Lead generation is one of the most important aspects of any business, and particularly in coaching. What are the best ways for a coach to find customers? Can you share some of the strategies you use to generate good, qualified leads?
I would break this down into three phases:
Phase 1 — Early stage: tap your personal and professional networks. Start having coffees with the gatekeepers who purchase coaching or who assess coaches for coach pools, and put yourself out there as a coach.
Phase 2 — Build anchors :
- For B2B — your existing workplace or collaboration partners are key for B2B work. The aim is to find ‘anchor organizations’ who know and trust you, who you can regularly send you clients. It might seem hard initially to maneuver this, but if you manage it, its the golden egg.
- For B2C — similarly, being on a vetted online platform like Wonder Source was fantastic during the pandemic — I received clients from completely outside my existing network, who trusted me because Wonder Source had done the hard work of finding and vetting me.
Phase 3 — Showcase expertise — share your expertise on the platforms which are best for you. Decide how you wish your wider audience to get to know you — it might be through a podcast, speaking events or blogs. By the time they reach out to you, they already know, like and trust you.
Coaches are similar to startup founders who often work extremely long hours and it’s easy to end up burning the candle at both ends. What would you recommend to your fellow coaches about how to best take care of their physical and mental wellness when starting their business?
Firstly, nurture your support system. Striking out on your own, and making career transitions is hard. My masters (in Coaching Psychology and Positive Psychology) gave me an incredible support structure — my peers provide me with encouragement, ideas and opportunities — because having your own business can be lonely!

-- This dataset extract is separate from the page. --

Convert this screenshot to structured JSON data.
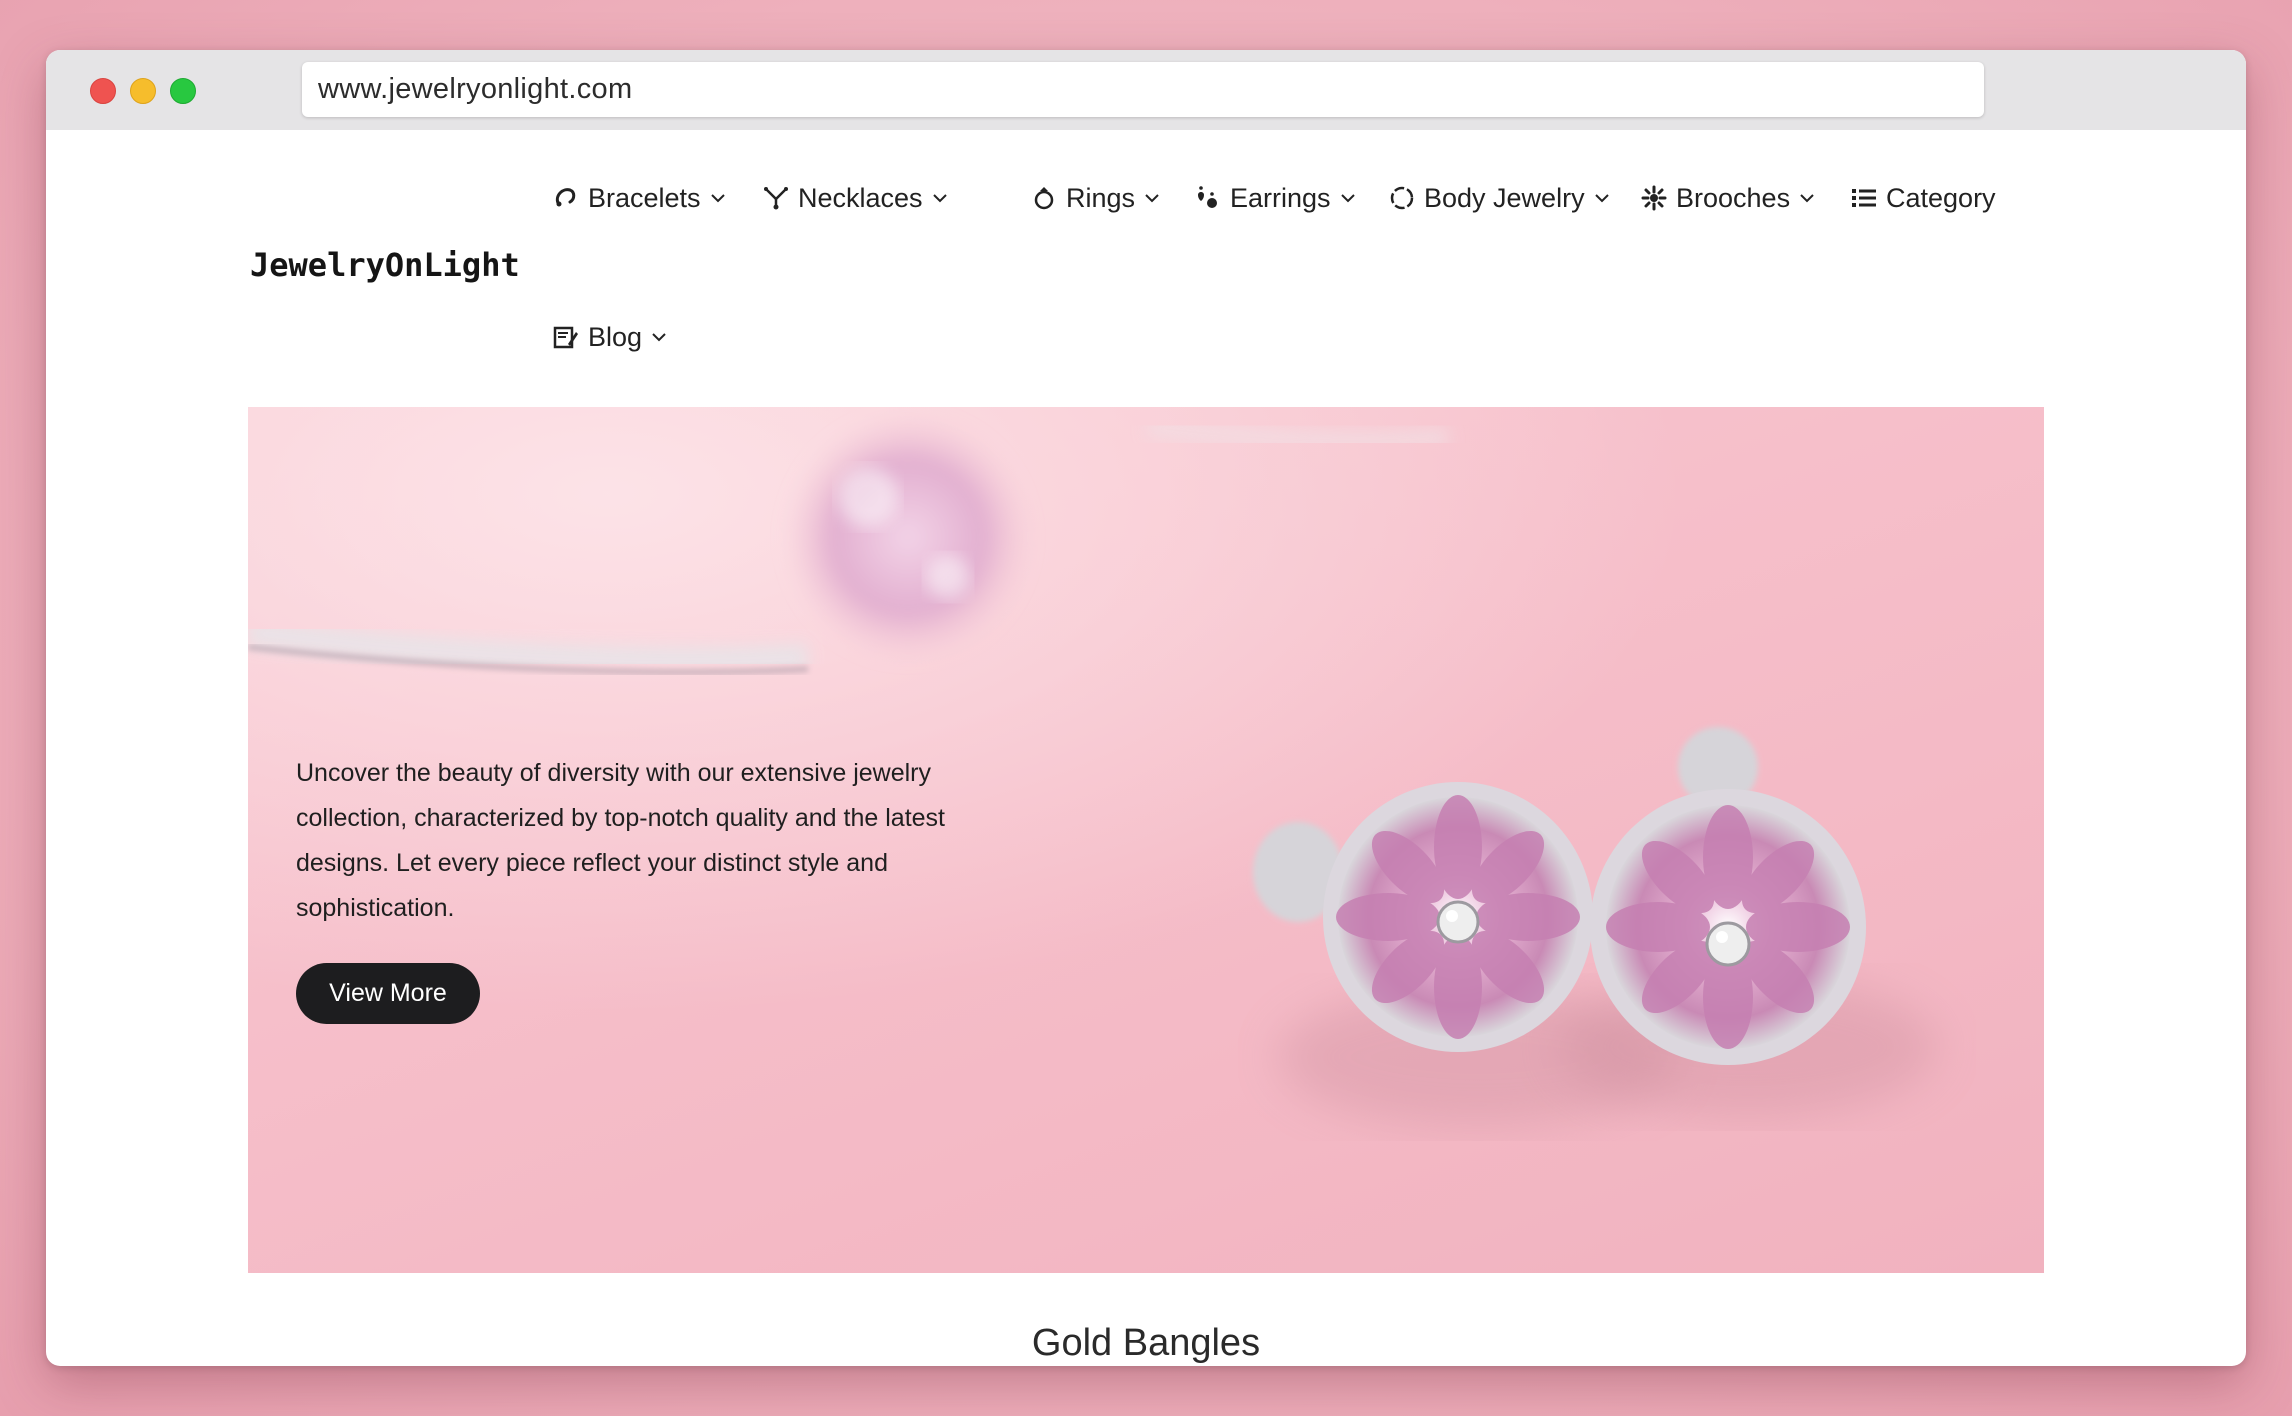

Secondly — and I do this a lot with clients too — build your coping toolkit.Mine includes Epsom salt baths, walks, journaling and planning, stretching, the Aura meditation app, cuddling my kids, coffee-planning sessions with my husband.
Thirdly, don’t fall prey to every latest trend. Pick the essential activities you need to get going with and focus on those — we are in the digital overload era after all. I like to keep my nose to the ground as there are always new ways to interact digitally. But, this is only around the edges of my work, and because I enjoy it. My core plan for each quarter doesn’t waver too much.
You are a person of great influence. If you could start a movement that would bring the most amount of good to the most amount of people, what would that be? You never know what your idea can trigger. 🙂
I spent a lot of last year researching, and sharing how we can better use social media for flourishing. I uncovered a simple framework to help 54% of the world that uses social media, to use it in ways that support rather than detract from wellbeing and flourishing. This research seems to resonate with people and I am keen to spread this more widely — so that young people, and adults can access the opportunities from social media whilst managing the risks.
We are blessed that some very prominent names in Business, VC funding, Sports, and Entertainment read this column. Is there a person in the world, or in the US with whom you would love to have a private breakfast or lunch, and why? He or she might just see this if we tag them.
Cal Newport. I love his podcast and his books. Because he is an academic, he often shares research-related hacks, which has helped me as I straddle both the academic and business world.
How can our readers further follow your work online?
My podcast, The Golden Hour where I talk about starting with making just one hour great each day.
Learn more: https://www.wondersource.com/profiles/maya-gudka
And follow me on Linkedin, Twitter, and Instagram!
This was very inspiring. Thank you so much for the time you spent with this. We wish you continued success and good health!